点击量:   时间:2017-10-19 07:02:01

By Bob Holmes HUMAN cultures developed a taste for spices as a safeguard against foodborne pathogens, according to the first comprehensive study of their use. Microbiologists have known for years that many of the chemicals that give spices their distinctive flavours also inhibit the growth of bacteria and fungi. But despite the common assumption that spices became popular because of their antimicrobial properties, rather than their taste, no one had put this theory to the test. If spices are primarily antimicrobial agents, says Paul Sherman, a behavioural ecologist at Cornell University in Ithaca, New York, their use should be more common in hotter countries, where food is more likely to spoil. “We all think we know that as you go to hotter climates, you get spicier foods. But to our surprise, that had never been quantified,” he says.
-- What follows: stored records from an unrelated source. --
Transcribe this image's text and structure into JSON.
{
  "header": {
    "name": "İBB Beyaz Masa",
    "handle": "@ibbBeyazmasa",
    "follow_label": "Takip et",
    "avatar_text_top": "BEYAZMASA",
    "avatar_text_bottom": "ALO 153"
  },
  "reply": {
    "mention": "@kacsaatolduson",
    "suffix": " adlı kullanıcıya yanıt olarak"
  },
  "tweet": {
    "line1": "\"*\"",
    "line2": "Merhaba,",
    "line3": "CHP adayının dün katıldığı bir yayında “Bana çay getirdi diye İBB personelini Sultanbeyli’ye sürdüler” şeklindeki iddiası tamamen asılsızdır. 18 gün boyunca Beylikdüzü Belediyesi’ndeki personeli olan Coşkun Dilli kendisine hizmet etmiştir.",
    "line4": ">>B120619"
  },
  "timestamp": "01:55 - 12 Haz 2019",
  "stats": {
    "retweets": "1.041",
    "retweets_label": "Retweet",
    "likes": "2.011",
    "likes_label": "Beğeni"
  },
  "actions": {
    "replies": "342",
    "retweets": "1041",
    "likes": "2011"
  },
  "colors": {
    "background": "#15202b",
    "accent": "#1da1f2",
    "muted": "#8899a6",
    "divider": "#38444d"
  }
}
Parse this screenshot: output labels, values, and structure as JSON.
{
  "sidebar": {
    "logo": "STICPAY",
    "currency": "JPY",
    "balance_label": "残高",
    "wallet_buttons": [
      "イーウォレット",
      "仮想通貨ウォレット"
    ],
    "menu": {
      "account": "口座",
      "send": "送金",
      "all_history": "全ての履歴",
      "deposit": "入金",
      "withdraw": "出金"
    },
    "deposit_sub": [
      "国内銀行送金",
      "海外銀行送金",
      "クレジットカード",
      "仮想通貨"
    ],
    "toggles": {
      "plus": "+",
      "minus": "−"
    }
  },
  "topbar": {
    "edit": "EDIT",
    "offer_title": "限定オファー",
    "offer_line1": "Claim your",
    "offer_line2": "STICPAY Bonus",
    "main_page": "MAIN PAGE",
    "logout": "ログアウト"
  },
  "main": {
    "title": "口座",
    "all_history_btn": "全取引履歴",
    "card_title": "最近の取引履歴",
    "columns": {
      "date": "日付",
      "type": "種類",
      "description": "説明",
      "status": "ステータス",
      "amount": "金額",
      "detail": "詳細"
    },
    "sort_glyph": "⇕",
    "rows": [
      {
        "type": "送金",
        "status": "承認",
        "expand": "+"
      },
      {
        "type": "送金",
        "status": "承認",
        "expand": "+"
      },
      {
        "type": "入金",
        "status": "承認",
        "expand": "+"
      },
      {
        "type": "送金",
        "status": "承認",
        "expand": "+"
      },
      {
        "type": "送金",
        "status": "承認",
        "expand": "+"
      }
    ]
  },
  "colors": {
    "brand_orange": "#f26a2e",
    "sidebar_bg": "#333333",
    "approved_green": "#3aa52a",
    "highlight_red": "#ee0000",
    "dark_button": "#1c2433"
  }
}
Together with undergraduate Jennifer Billing, Sherman scoured cookbooks and came up with more than 4500 traditional meat-based recipes from 36 countries from Norway to Thailand. They also searched the literature for reports on the antimicrobial effects of 43 plant-derived seasonings used in the recipes. Warmer countries used a broader palette of spices in their cuisine and averaged more spices per recipe, the researchers found. Recipes from hotter countries also used seasonings with a more potent antimicrobial effect (Quarterly Review of Biology, vol 73, p 3). This seems not to be simply because more spices are available in the tropics. Warmer countries did not grow a wider range of spices than cooler ones—their cuisines merely included a greater proportion of the available seasonings. Even onion and garlic, potent antimicrobials which grow in every country studied, appear in more recipes in warm countries. Sherman agrees that we now spice our food because we like the taste. But the spices’ antimicrobial properties may have been the reason we acquired a taste for them in the first place,